==== DATA FOR REVIEW ====
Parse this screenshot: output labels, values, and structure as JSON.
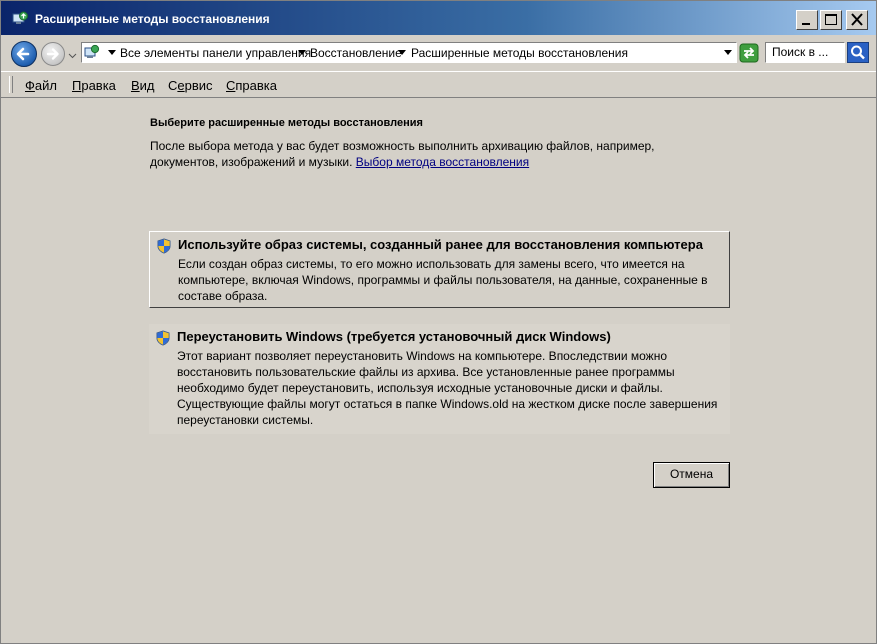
{
  "window": {
    "title": "Расширенные методы восстановления",
    "buttons": [
      "minimize",
      "maximize",
      "close"
    ]
  },
  "address_bar": {
    "breadcrumbs": [
      "Все элементы панели управления",
      "Восстановление",
      "Расширенные методы восстановления"
    ],
    "search_placeholder": "Поиск в ..."
  },
  "menu": {
    "items": [
      {
        "label": "Файл",
        "access": "Ф",
        "rest": "айл"
      },
      {
        "label": "Правка",
        "access": "П",
        "rest": "равка"
      },
      {
        "label": "Вид",
        "access": "В",
        "rest": "ид"
      },
      {
        "label": "Сервис",
        "pre": "С",
        "access": "е",
        "rest": "рвис"
      },
      {
        "label": "Справка",
        "access": "С",
        "rest": "правка"
      }
    ]
  },
  "main": {
    "heading": "Выберите расширенные методы восстановления",
    "description": "После выбора метода у вас будет возможность выполнить архивацию файлов, например, документов, изображений и музыки.",
    "link": "Выбор метода восстановления",
    "options": [
      {
        "title": "Используйте образ системы, созданный ранее для восстановления компьютера",
        "body": "Если создан образ системы, то его можно использовать для замены всего, что имеется на компьютере, включая Windows, программы и файлы пользователя, на данные, сохраненные в составе образа."
      },
      {
        "title": "Переустановить Windows (требуется установочный диск Windows)",
        "body": "Этот вариант позволяет переустановить Windows на компьютере. Впоследствии можно восстановить пользовательские файлы из архива. Все установленные ранее программы необходимо будет переустановить, используя исходные установочные диски и файлы. Существующие файлы могут остаться в папке Windows.old на жестком диске после завершения переустановки системы."
      }
    ],
    "cancel_label": "Отмена"
  }
}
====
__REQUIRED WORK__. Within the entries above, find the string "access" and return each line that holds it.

__TASK OUTPUT__.
        "access": "Ф",
        "access": "П",
        "access": "В",
        "access": "е",
        "access": "С",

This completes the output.